Unfortunately, Dalforce volunteers lacked adequate training. “My impression of these people [being trained] is that they are brave but their training is far too short for them to know anything…… They were quite young. They consist of hawkers, shopkeepers and some of them could be working but they are not English educated,” said Jack Ng Kim Boon, who used to live in a kampong on Martin Road, near the Dalforce headquarters on Kim Yam Road.” He also recalled that they practised with shotguns rather than rifles.
Destroying Traces of the Past
After the British surrender in February 1942, some people in Singapore destroyed traces of their past to avoid leaving behind a history of anti-Japanese activity.
Tan Wah Meng, a volunteer for the Medical Auxiliary Service, said people burned records to avoid them falling into the hands of the Japanese. His father, the chairman of the Bukit Timah and Jurong Chew Cheng Huay (Relief Fund) Committee, was one of those who got into trouble because of an incriminating photograph. “[I]t happened that somebody did not destroy a photograph of the committee.

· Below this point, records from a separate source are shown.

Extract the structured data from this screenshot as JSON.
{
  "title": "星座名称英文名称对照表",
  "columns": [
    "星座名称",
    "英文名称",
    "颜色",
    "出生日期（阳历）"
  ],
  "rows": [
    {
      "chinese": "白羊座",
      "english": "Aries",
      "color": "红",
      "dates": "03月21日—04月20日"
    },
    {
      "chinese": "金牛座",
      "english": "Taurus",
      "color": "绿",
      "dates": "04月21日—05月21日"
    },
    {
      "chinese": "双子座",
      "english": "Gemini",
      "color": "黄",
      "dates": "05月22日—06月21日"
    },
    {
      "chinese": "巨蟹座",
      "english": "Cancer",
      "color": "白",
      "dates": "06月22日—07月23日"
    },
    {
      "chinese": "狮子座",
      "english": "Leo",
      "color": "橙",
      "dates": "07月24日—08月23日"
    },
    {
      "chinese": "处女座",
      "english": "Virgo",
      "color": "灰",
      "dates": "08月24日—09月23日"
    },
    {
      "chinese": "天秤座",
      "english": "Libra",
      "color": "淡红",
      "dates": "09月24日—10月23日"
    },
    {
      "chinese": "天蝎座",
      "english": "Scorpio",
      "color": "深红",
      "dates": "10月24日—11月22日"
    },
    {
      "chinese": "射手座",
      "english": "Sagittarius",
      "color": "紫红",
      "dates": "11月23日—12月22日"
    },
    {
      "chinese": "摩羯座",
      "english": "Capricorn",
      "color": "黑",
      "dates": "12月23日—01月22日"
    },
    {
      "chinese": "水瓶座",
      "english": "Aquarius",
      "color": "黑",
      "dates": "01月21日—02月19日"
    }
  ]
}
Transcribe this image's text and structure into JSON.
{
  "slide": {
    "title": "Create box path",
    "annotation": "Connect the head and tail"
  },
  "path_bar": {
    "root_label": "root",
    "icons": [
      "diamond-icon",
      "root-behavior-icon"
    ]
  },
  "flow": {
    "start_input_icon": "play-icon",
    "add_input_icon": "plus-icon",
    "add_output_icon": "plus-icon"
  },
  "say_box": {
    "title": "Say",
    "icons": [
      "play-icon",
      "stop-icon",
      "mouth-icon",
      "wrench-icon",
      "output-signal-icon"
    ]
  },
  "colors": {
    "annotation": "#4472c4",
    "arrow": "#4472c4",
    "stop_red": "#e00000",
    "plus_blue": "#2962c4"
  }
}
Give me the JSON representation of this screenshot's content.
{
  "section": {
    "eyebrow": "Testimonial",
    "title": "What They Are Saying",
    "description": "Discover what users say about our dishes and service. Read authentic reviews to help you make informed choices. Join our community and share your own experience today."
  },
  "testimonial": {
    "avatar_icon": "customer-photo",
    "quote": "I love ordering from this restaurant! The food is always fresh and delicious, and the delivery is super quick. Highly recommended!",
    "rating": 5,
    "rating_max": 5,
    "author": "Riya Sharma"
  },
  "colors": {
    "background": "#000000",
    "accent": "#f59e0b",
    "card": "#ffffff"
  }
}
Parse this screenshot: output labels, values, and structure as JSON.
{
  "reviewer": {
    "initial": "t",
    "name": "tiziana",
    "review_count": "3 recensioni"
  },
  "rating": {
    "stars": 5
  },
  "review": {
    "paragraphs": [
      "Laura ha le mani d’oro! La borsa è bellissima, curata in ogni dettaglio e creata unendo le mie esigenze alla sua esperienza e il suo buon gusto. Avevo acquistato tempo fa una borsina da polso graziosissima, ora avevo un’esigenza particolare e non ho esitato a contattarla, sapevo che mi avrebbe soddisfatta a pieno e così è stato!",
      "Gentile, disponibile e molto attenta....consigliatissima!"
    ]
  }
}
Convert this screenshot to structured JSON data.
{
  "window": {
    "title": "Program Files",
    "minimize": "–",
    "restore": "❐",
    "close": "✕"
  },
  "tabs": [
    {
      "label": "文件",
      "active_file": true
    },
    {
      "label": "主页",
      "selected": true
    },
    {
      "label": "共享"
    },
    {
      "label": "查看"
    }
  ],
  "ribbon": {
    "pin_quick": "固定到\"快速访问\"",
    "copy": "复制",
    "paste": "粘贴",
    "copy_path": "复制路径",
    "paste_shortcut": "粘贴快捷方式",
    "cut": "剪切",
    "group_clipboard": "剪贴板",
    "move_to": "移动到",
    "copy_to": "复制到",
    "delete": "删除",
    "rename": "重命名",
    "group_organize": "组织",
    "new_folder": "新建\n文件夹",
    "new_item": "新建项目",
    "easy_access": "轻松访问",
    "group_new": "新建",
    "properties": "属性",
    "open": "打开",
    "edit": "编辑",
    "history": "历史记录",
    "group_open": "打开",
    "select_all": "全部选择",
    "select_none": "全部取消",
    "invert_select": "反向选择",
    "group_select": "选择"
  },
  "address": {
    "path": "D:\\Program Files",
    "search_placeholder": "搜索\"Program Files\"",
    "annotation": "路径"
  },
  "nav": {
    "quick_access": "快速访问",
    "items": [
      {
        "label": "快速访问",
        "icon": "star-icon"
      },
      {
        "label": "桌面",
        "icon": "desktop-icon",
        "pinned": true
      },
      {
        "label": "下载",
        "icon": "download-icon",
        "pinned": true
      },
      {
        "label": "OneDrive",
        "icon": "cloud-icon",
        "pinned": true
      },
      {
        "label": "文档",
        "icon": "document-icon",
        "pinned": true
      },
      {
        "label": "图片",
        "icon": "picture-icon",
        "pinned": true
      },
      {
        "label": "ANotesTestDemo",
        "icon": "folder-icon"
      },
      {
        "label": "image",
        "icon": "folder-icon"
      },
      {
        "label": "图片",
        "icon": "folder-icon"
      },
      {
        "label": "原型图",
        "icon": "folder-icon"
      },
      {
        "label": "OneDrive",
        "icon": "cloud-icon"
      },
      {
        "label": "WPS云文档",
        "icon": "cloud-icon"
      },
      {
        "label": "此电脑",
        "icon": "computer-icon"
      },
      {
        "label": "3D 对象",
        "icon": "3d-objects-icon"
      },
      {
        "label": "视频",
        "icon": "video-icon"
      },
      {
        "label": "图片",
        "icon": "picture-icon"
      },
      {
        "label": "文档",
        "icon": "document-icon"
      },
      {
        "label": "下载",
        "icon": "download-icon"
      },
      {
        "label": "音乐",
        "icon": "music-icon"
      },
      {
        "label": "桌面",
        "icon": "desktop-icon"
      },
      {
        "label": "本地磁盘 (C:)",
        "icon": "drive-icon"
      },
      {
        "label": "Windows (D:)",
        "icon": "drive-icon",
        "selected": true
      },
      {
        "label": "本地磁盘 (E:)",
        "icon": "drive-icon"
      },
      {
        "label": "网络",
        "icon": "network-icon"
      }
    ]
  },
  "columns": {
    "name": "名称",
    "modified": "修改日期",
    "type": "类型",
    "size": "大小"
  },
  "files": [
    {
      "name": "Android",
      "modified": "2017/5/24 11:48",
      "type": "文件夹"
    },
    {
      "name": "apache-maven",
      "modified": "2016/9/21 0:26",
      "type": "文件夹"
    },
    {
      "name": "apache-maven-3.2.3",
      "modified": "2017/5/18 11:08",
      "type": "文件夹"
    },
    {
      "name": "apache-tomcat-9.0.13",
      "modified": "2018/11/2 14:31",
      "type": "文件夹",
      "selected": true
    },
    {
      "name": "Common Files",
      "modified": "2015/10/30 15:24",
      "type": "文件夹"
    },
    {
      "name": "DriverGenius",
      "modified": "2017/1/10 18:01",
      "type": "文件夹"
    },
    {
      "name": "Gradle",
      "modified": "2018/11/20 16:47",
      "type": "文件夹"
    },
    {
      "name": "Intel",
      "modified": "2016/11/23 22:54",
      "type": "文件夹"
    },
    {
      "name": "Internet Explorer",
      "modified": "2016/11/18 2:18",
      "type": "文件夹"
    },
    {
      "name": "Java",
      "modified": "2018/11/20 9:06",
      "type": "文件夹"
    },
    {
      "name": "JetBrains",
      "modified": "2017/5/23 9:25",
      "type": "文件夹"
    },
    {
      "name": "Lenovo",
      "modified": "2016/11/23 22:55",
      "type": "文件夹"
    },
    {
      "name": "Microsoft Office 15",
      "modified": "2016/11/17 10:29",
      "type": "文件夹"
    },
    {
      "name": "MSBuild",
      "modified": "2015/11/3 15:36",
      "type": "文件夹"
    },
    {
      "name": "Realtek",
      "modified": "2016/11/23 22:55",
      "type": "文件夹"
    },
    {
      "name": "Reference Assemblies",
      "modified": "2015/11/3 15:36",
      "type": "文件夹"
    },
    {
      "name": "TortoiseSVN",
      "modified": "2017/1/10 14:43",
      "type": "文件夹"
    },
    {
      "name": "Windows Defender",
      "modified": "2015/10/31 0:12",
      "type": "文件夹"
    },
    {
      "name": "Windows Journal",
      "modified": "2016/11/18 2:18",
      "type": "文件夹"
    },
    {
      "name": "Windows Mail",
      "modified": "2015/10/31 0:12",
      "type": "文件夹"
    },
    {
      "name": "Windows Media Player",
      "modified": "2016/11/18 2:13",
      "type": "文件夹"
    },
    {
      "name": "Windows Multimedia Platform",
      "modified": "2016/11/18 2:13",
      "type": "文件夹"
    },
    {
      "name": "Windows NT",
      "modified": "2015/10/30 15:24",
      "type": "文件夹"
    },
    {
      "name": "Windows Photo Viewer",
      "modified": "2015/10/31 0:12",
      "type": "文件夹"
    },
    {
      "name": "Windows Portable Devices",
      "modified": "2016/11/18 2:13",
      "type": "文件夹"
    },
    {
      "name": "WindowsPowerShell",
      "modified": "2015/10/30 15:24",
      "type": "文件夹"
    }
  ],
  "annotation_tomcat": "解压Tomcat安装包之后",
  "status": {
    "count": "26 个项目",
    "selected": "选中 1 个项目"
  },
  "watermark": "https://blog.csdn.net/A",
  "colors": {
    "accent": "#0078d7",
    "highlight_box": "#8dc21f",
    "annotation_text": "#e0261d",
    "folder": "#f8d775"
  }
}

My father’s photograph [was] inside and the name inside. That’s why [the Japanese] looked [for] our family, you see. They got hold of that photograph.” Tan, his father and elder brother were later taken in for questioning by the Japanese. While Tan was released “one or two hours later”, his brother and father spent a week and a month locked up, respectively. In addition, his father suffered torture.
Ang Seah San, the bookkeeper and sergeant of an ARP unit, said that he destroyed all documents relating to the ARP so as not to leave any evidence for the Japanese. “The wardens and I… we decided to destroy all records, logbooks, uniforms, helmets in order that we could deny of any connections with the previous government… Three days after our meeting, we were told that the British army surrendered, unconditionally to the enemy… We called the meeting because we got instruction from headquarters that we have got to be disbanded.… We advised all the other wardens that, your uniform, your uniform, your helmet all must be buried or burned away.”
This destruction of records during wartime, both deliberate and accidental, underlines the importance of oral history. Through the memories of these survivors, captured on tape and now digitised for convenient access, we will be able to preserve vital aspects of Singapore’s past that would otherwise have no other trace.
is an Assistant Archivist with Records Management at the National Archives of Singapore.
is a Senior Specialist (Oral History) with the Oral History Centre, National Archives of Singapore, where he leads the oral history project on Singapore’s experiences with Covid-19. He is also Vice President of the International Oral History Association.